John Aronno with the Alaska Commons does the work of unpacking the recent survey released by the Alaska Family Action (AFA) group in preparation for the group’s GOP Senate candidate “family values” debate on Aug. 4. The Alaska Family Action is the political arm of the Alaska Family Council. Run by Jim Minnery, it is commonly considered a right-wing force in the state, though how much force he actually has is debatable. After all, the group supported now-Gov. Sean Parnell over Rep. Don Young in 2008, and Young
trounced beat Parnell in the primary.
As Aronno puts it, the survey is “narrowly honed in on views surrounding abortion, abortion, abortion, marriage equality, and abortion.” (Wouldn’t it be interesting if such surveys about family values included at least one question about the working poor, maybe, or affordable childcare?).
There’s also a question about federal funding for embryonic stem cell research, which all three Republican candidates — Joe Miller, Mead Treadwell, and Dan Sullivan — say they are against, and which puts them to the right of even Young. Indeed, on social issues, all three candidates are to the right of most of the state. They want to overturn Roe v. Wade. They want to ban abortions after 20 weeks. They want to leave marriage up to the states AND support a federal law that defines marriage as between a man and a woman, an inconsistency which they’ll have to answer to at some point. They want school choice and they say that they’ll vote for judges that “embrace a philosophy of judicial restraint.” This is a dog-whistle question that basically means that the candidates would only support those judges whose idea of judicial constraint means agreeing with their views on social issues, even at the expense of that pesky, 10th state’s rights Amendment.
Both Mead Treadwell and Joe Miller have made social issues central to their campaign. Both, in fact, have gone further than the questionnaire by coming out for a federal “personhood” bill, which would effectively make all abortion murder. Sullivan, who appears to be the more moderate of the bunch, has kept these issues in the background. Now, however, he’s on record And if he wins, Sen. Mark Begich will likely bring them to the front. Begich has always been unabashedly pro-choice and pro-gay marriage. As Begich knows, and Aronno points out, the center is where most Alaskans, and most in the country live.

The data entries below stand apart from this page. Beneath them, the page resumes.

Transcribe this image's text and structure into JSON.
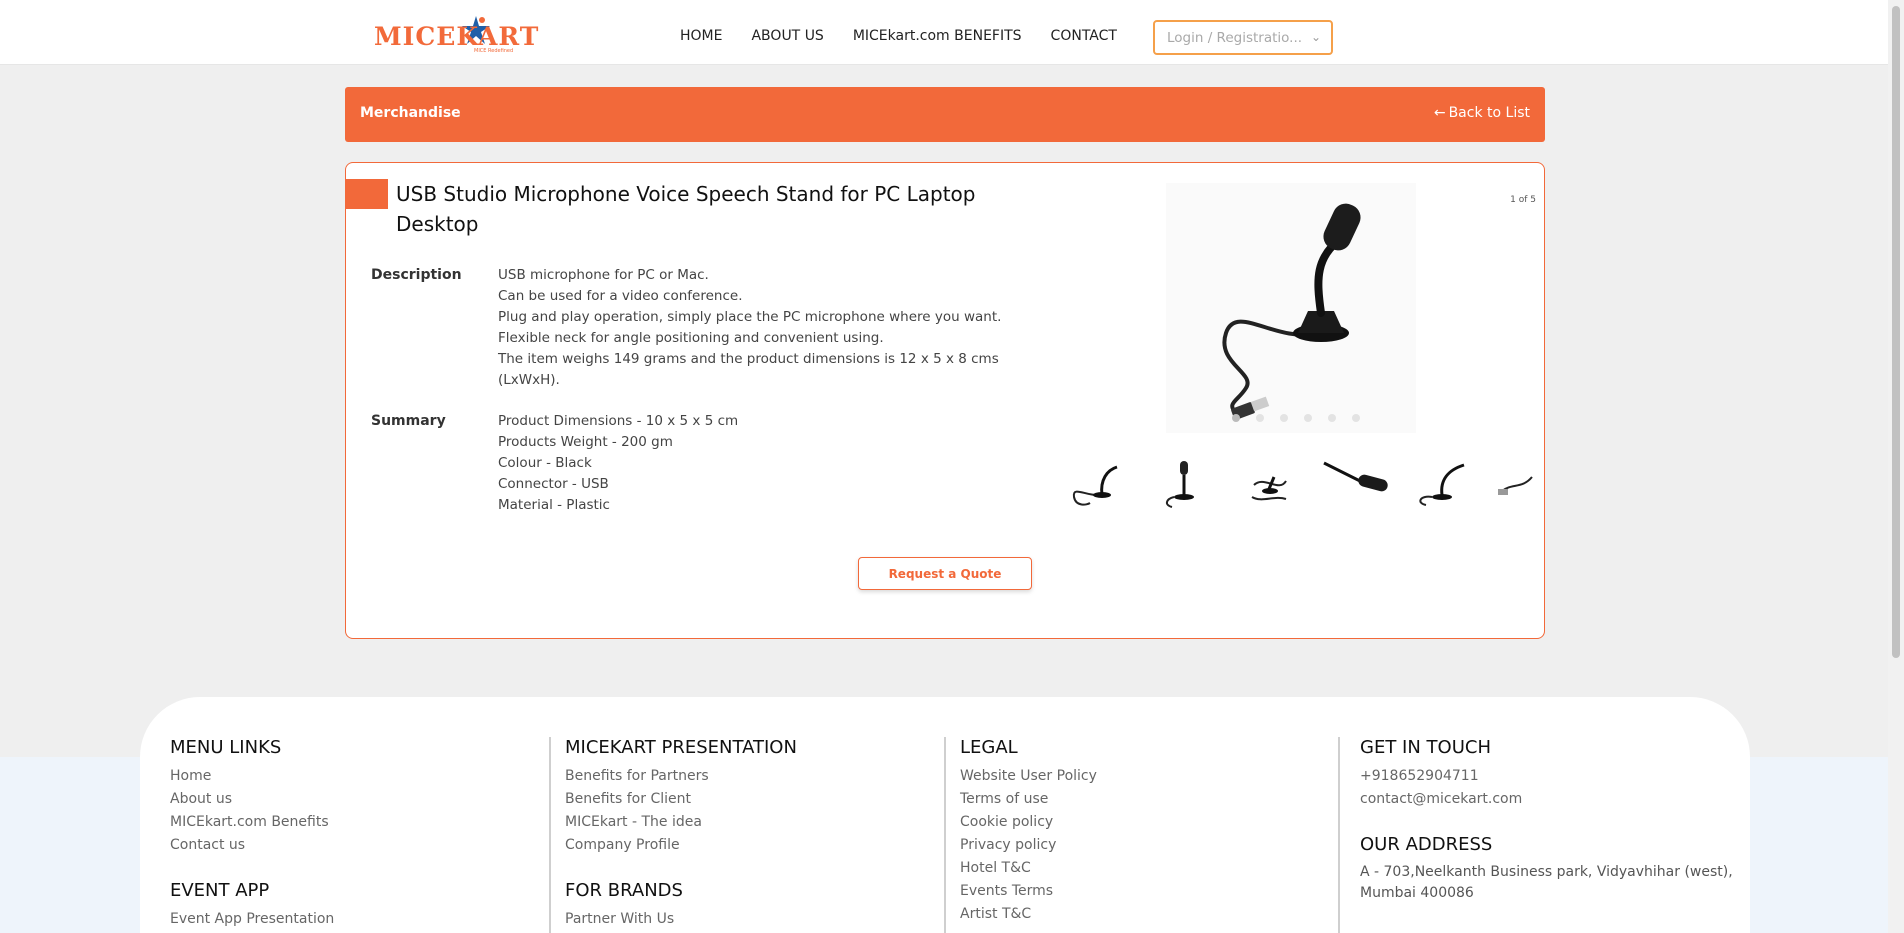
{
  "header": {
    "logo_text": "MICEKART",
    "logo_tagline": "MICE Redefined",
    "nav": [
      "HOME",
      "ABOUT US",
      "MICEkart.com BENEFITS",
      "CONTACT"
    ],
    "login_placeholder": "Login / Registratio..."
  },
  "banner": {
    "title": "Merchandise",
    "back_label": "Back to List"
  },
  "product": {
    "title": "USB Studio Microphone Voice Speech Stand for PC Laptop Desktop",
    "description_label": "Description",
    "description_lines": [
      "USB microphone for PC or Mac.",
      "Can be used  for a video conference.",
      "Plug and play operation, simply place the PC microphone where you want.",
      "Flexible neck for angle positioning and convenient using.",
      "The item weighs 149 grams and the product dimensions is 12 x 5 x 8 cms",
      "(LxWxH)."
    ],
    "summary_label": "Summary",
    "summary_lines": [
      "Product Dimensions - 10 x 5 x 5 cm",
      "Products Weight - 200 gm",
      "Colour - Black",
      "Connector - USB",
      "Material - Plastic"
    ],
    "quote_button": "Request a Quote",
    "image_counter": "1 of 5"
  },
  "footer": {
    "menu_links": {
      "heading": "MENU LINKS",
      "items": [
        "Home",
        "About us",
        "MICEkart.com Benefits",
        "Contact us"
      ]
    },
    "event_app": {
      "heading": "EVENT APP",
      "items": [
        "Event App Presentation"
      ]
    },
    "presentation": {
      "heading": "MICEKART PRESENTATION",
      "items": [
        "Benefits for Partners",
        "Benefits for Client",
        "MICEkart - The idea",
        "Company Profile"
      ]
    },
    "brands": {
      "heading": "FOR BRANDS",
      "items": [
        "Partner With Us"
      ]
    },
    "legal": {
      "heading": "LEGAL",
      "items": [
        "Website User Policy",
        "Terms of use",
        "Cookie policy",
        "Privacy policy",
        "Hotel T&C",
        "Events Terms",
        "Artist T&C"
      ]
    },
    "contact": {
      "heading": "GET IN TOUCH",
      "phone": "+918652904711",
      "email": "contact@micekart.com"
    },
    "address": {
      "heading": "OUR ADDRESS",
      "text": "A - 703,Neelkanth Business park, Vidyavhihar (west), Mumbai 400086"
    }
  },
  "colors": {
    "accent": "#f2693a",
    "login_border": "#f5a04a",
    "footer_bg": "#eef4fb"
  }
}
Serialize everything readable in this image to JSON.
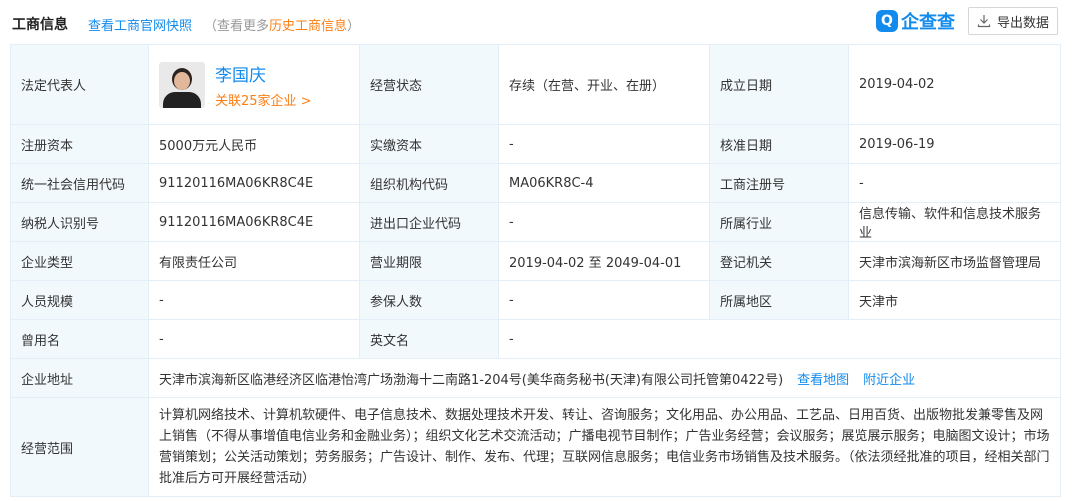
{
  "header": {
    "title": "工商信息",
    "snapshot_link": "查看工商官网快照",
    "more_prefix": "（查看更多",
    "more_highlight": "历史工商信息",
    "more_suffix": "）",
    "logo_mark": "Q",
    "logo_text": "企查查",
    "export_label": "导出数据"
  },
  "rows": {
    "legal_rep_label": "法定代表人",
    "legal_rep_name": "李国庆",
    "legal_rep_related": "关联25家企业 >",
    "status_label": "经营状态",
    "status_value": "存续（在营、开业、在册）",
    "founded_label": "成立日期",
    "founded_value": "2019-04-02",
    "reg_capital_label": "注册资本",
    "reg_capital_value": "5000万元人民币",
    "paid_capital_label": "实缴资本",
    "paid_capital_value": "-",
    "approve_label": "核准日期",
    "approve_value": "2019-06-19",
    "credit_code_label": "统一社会信用代码",
    "credit_code_value": "91120116MA06KR8C4E",
    "org_code_label": "组织机构代码",
    "org_code_value": "MA06KR8C-4",
    "biz_reg_label": "工商注册号",
    "biz_reg_value": "-",
    "taxpayer_label": "纳税人识别号",
    "taxpayer_value": "91120116MA06KR8C4E",
    "import_export_label": "进出口企业代码",
    "import_export_value": "-",
    "industry_label": "所属行业",
    "industry_value": "信息传输、软件和信息技术服务业",
    "type_label": "企业类型",
    "type_value": "有限责任公司",
    "term_label": "营业期限",
    "term_value": "2019-04-02 至 2049-04-01",
    "authority_label": "登记机关",
    "authority_value": "天津市滨海新区市场监督管理局",
    "staff_label": "人员规模",
    "staff_value": "-",
    "insured_label": "参保人数",
    "insured_value": "-",
    "region_label": "所属地区",
    "region_value": "天津市",
    "former_name_label": "曾用名",
    "former_name_value": "-",
    "english_name_label": "英文名",
    "english_name_value": "-",
    "address_label": "企业地址",
    "address_value": "天津市滨海新区临港经济区临港怡湾广场渤海十二南路1-204号(美华商务秘书(天津)有限公司托管第0422号)",
    "map_link": "查看地图",
    "nearby_link": "附近企业",
    "scope_label": "经营范围",
    "scope_value": "计算机网络技术、计算机软硬件、电子信息技术、数据处理技术开发、转让、咨询服务；文化用品、办公用品、工艺品、日用百货、出版物批发兼零售及网上销售（不得从事增值电信业务和金融业务）；组织文化艺术交流活动；广播电视节目制作；广告业务经营；会议服务；展览展示服务；电脑图文设计；市场营销策划；公关活动策划；劳务服务；广告设计、制作、发布、代理；互联网信息服务；电信业务市场销售及技术服务。（依法须经批准的项目，经相关部门批准后方可开展经营活动）"
  }
}
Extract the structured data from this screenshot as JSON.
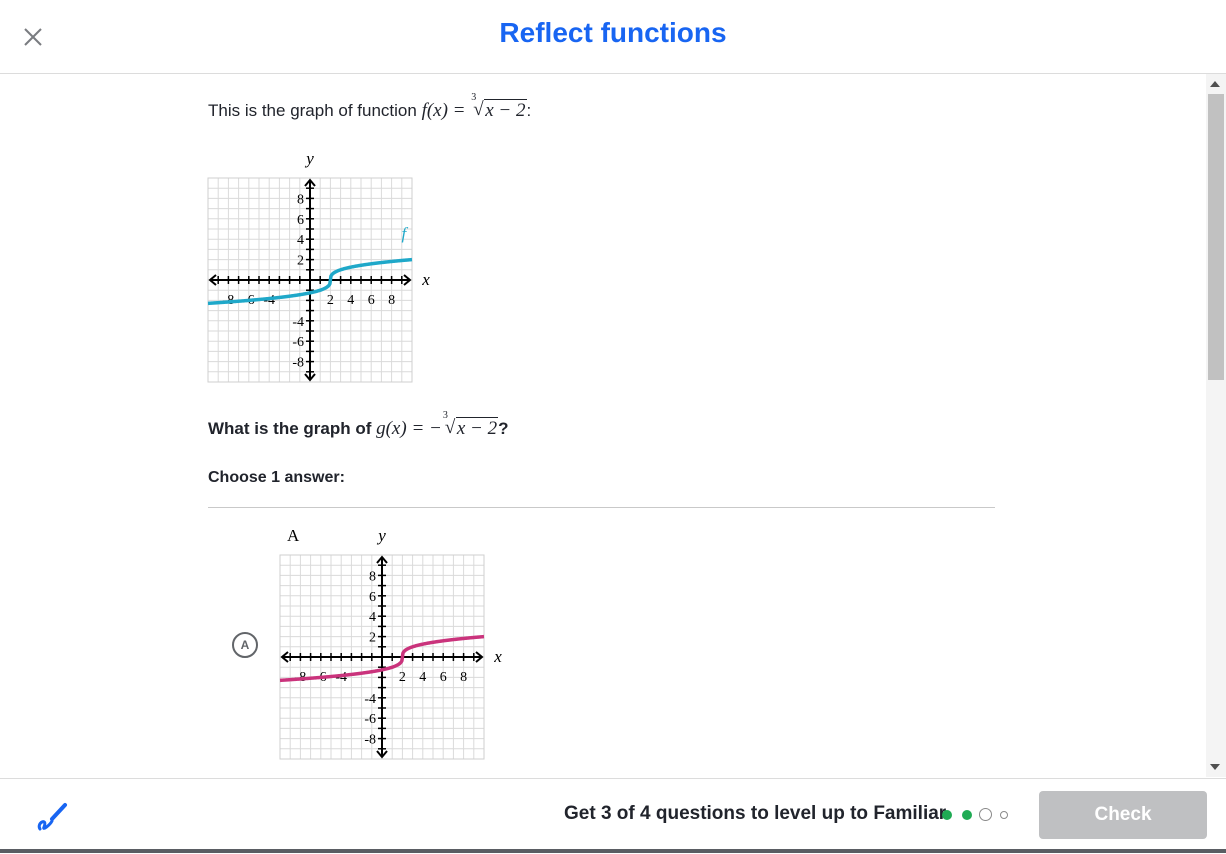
{
  "header": {
    "title": "Reflect functions",
    "close_icon": "close-icon"
  },
  "question": {
    "intro": "This is the graph of function ",
    "f_lhs": "f(x) = ",
    "f_index": "3",
    "f_arg": "x − 2",
    "f_tail": ":",
    "prompt": "What is the graph of ",
    "g_lhs": "g(x) = −",
    "g_index": "3",
    "g_arg": "x − 2",
    "prompt_tail": "?",
    "choose_label": "Choose 1 answer:"
  },
  "graphs": {
    "main": {
      "x_label": "x",
      "y_label": "y",
      "curve_label": "f",
      "curve_color": "#1fa8c9",
      "ticks_x_neg": [
        "-8",
        "-6",
        "-4"
      ],
      "ticks_x_pos": [
        "2",
        "4",
        "6",
        "8"
      ],
      "ticks_y_pos": [
        "8",
        "6",
        "4",
        "2"
      ],
      "ticks_y_neg": [
        "-4",
        "-6",
        "-8"
      ]
    },
    "option_a": {
      "graph_letter": "A",
      "x_label": "x",
      "y_label": "y",
      "curve_color": "#ca337c",
      "ticks_x_neg": [
        "-8",
        "-6",
        "-4"
      ],
      "ticks_x_pos": [
        "2",
        "4",
        "6",
        "8"
      ],
      "ticks_y_pos": [
        "8",
        "6",
        "4",
        "2"
      ],
      "ticks_y_neg": [
        "-4",
        "-6",
        "-8"
      ]
    }
  },
  "options": [
    {
      "letter": "A"
    }
  ],
  "footer": {
    "scratchpad_icon": "pencil-icon",
    "level_text": "Get 3 of 4 questions to level up to Familiar",
    "check_label": "Check",
    "progress": {
      "completed": 2,
      "total": 4
    },
    "colors": {
      "done": "#1fab54",
      "pending": "#bababa",
      "button_disabled": "#bfc0c2"
    }
  },
  "colors": {
    "accent": "#1865f2"
  }
}
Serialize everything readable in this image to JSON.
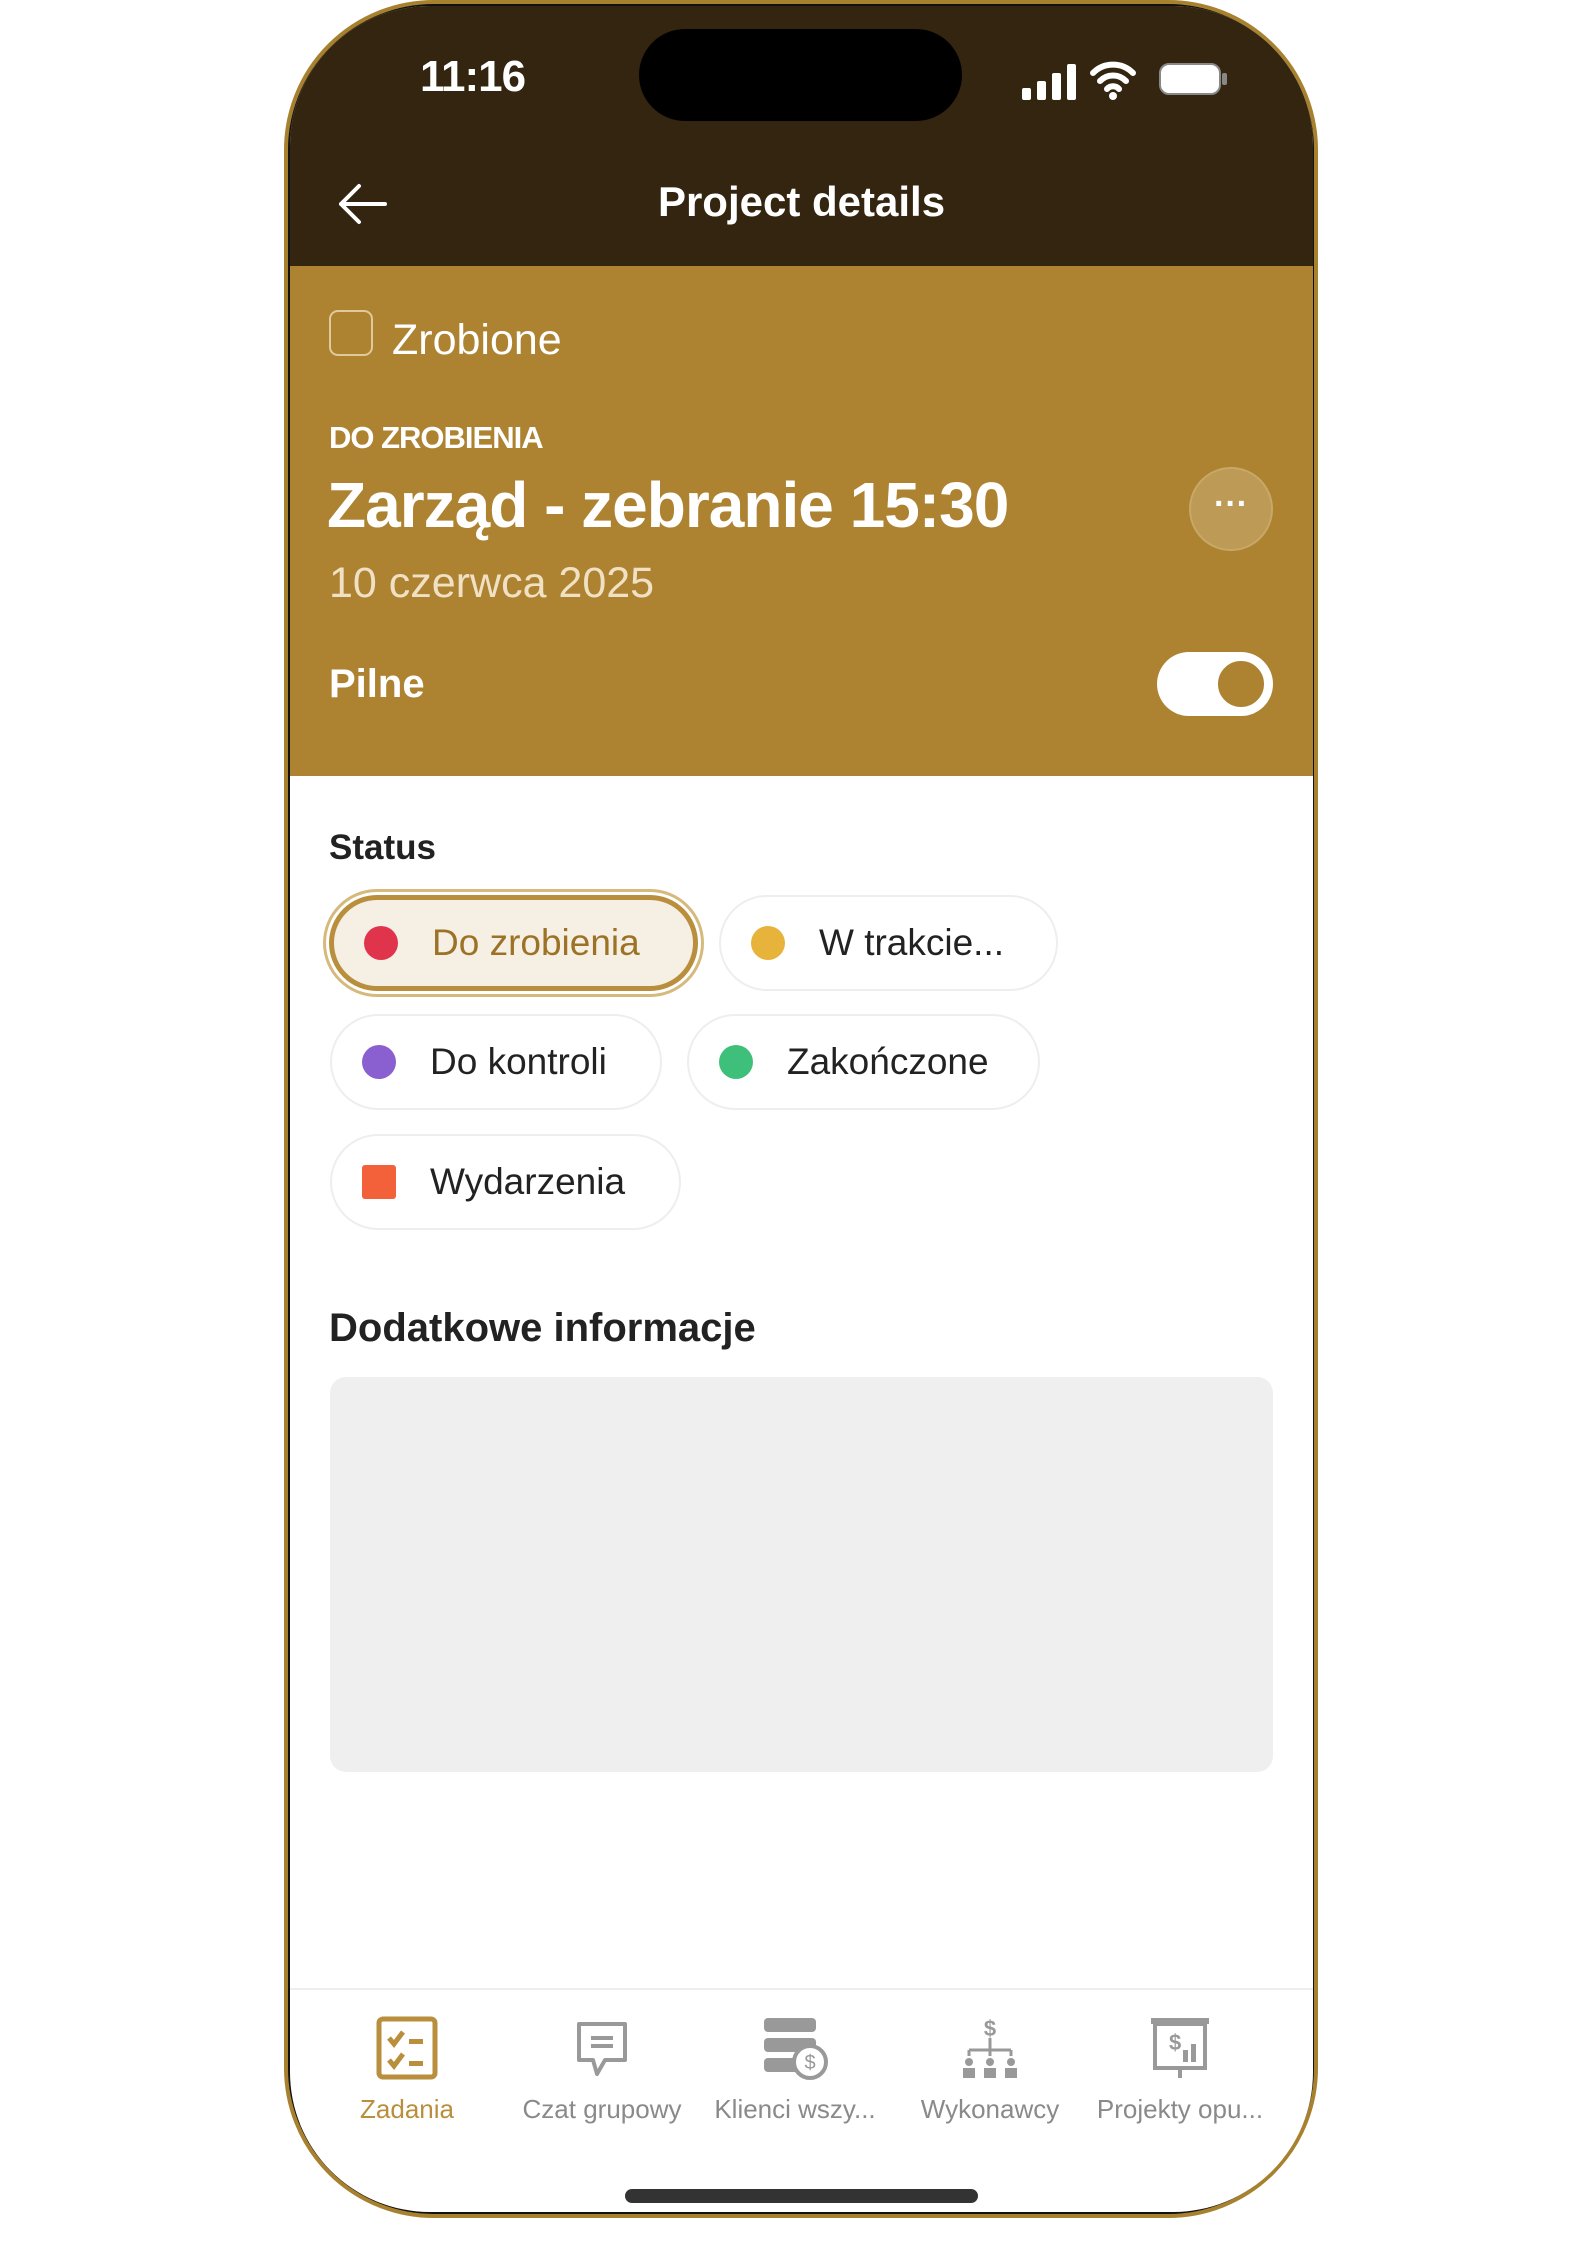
{
  "status_bar": {
    "time": "11:16"
  },
  "header": {
    "title": "Project details"
  },
  "task": {
    "done_label": "Zrobione",
    "status_caption": "DO ZROBIENIA",
    "title": "Zarząd - zebranie 15:30",
    "date": "10 czerwca 2025",
    "urgent_label": "Pilne",
    "urgent_on": true
  },
  "status": {
    "label": "Status",
    "options": [
      {
        "label": "Do zrobienia",
        "color": "#e0344c",
        "selected": true
      },
      {
        "label": "W trakcie...",
        "color": "#e8b33a",
        "selected": false
      },
      {
        "label": "Do kontroli",
        "color": "#8a5fd0",
        "selected": false
      },
      {
        "label": "Zakończone",
        "color": "#3fc07a",
        "selected": false
      },
      {
        "label": "Wydarzenia",
        "color": "#f2613a",
        "selected": false
      }
    ]
  },
  "additional": {
    "label": "Dodatkowe informacje",
    "value": ""
  },
  "tabs": [
    {
      "label": "Zadania",
      "active": true
    },
    {
      "label": "Czat grupowy"
    },
    {
      "label": "Klienci wszy..."
    },
    {
      "label": "Wykonawcy"
    },
    {
      "label": "Projekty opu..."
    }
  ],
  "colors": {
    "header": "#33250f",
    "accent": "#ad8332",
    "active_tab": "#b98e3c"
  }
}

Correction: Initially I had written that Young “trounced” Parnell in the primary. That’s not at all true. I was thinking of the general. Young actually only beat Parnell by 304 votes.
Contact Amanda Coyne at email@example.com